The Man Without a Map

Year: 1968
 Hiroshi Teshigahara
Rating: 6.0

Here is an opportunity to watch Shintaro Katsu in a contemporary setting without a sword in his hand. Katsu is most famous for his long running series of Zatoichi films, but he also appeared in many other period films and even his roles in Yakuza films were usually set in the past. So it is a bit unusual to see him in this film with sunglasses on and a cigarette always in hand. He is kind of cool. In this one Katsu plays a detective hired to look for a missing husband by his wife (Etsuko Ichihara). It turns into a strange elliptical investigation that basically goes nowhere - in circles or in dead end streets that peter out. It is full of conversations that feel cut off - such as one in which the detective says "do you hear something", the wife "what is it?" and that is the end of the scene. As the detective conducts his search, plots pop up and then disappear, characters enter into the film but then vanish from the film all leading to nothing. But following in the tradition of all P.I.s from Marlowe to Spade he takes his beatings, gets fired but refuses to stop looking - but looking for what exactly?

So if that doesn't excite you, one would understand - it isn't very exciting but it is on some subliminal level rather fascinating as you keep waiting for something to happen like Godot showing up and it doesn't. You keep thinking there is something here but what it is was not exactly clear to me, but it intrigued me nevertheless.

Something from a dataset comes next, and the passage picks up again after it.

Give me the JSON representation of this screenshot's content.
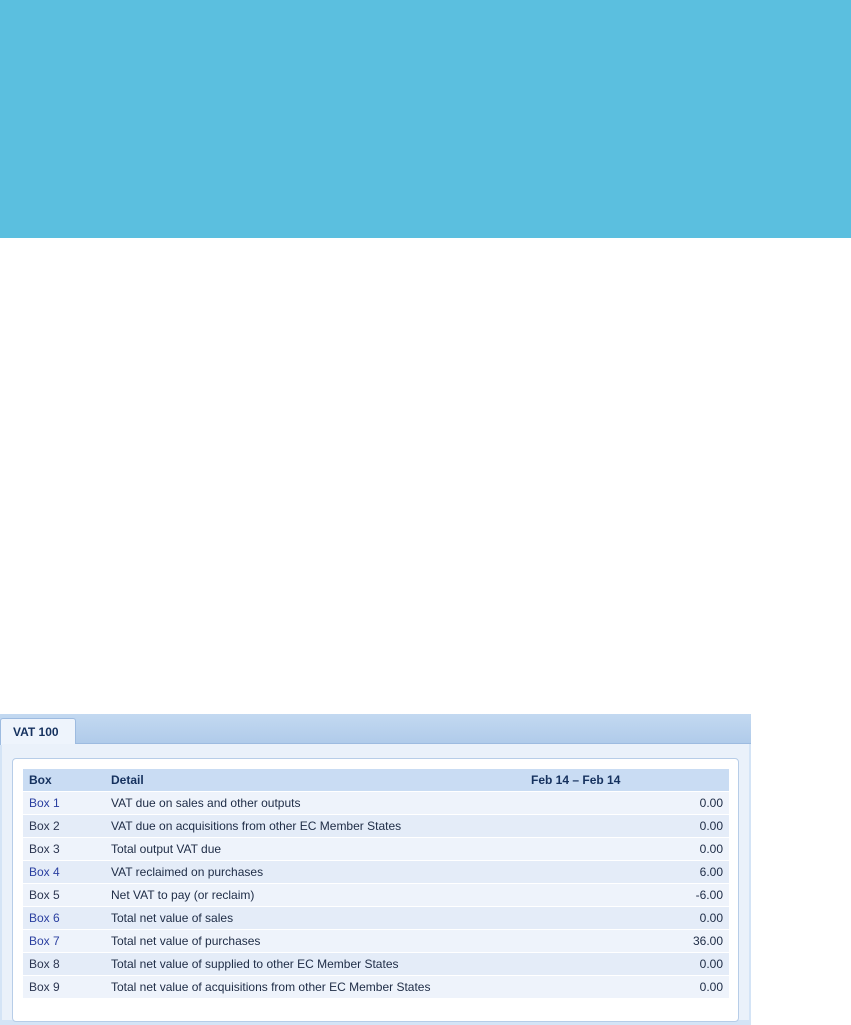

What is the director (Hiroshi Teshigahara, best known for Woman in the Dunes) trying to say. I admit I am not sure. The cinematography is gorgeous with vibrant colors sometimes exploding on the screen (and a beautiful transfer) and the music of Tôru Takemitsu is lovely. The camera positioning is inventive and constantly unique - often focused on the characters reflections in glass or mirrors (which I assume meant something philosophical) or on another character who is basically an extra. This feels influenced by Seijun Suzuki and European directors like Godard and Antonioni in its obliqueness and meandering storyline that just lingers there with no conclusion in sight. It is a languorous artistic exploration of alienation, loneliness , need for love and a human desire to just vanish from sight.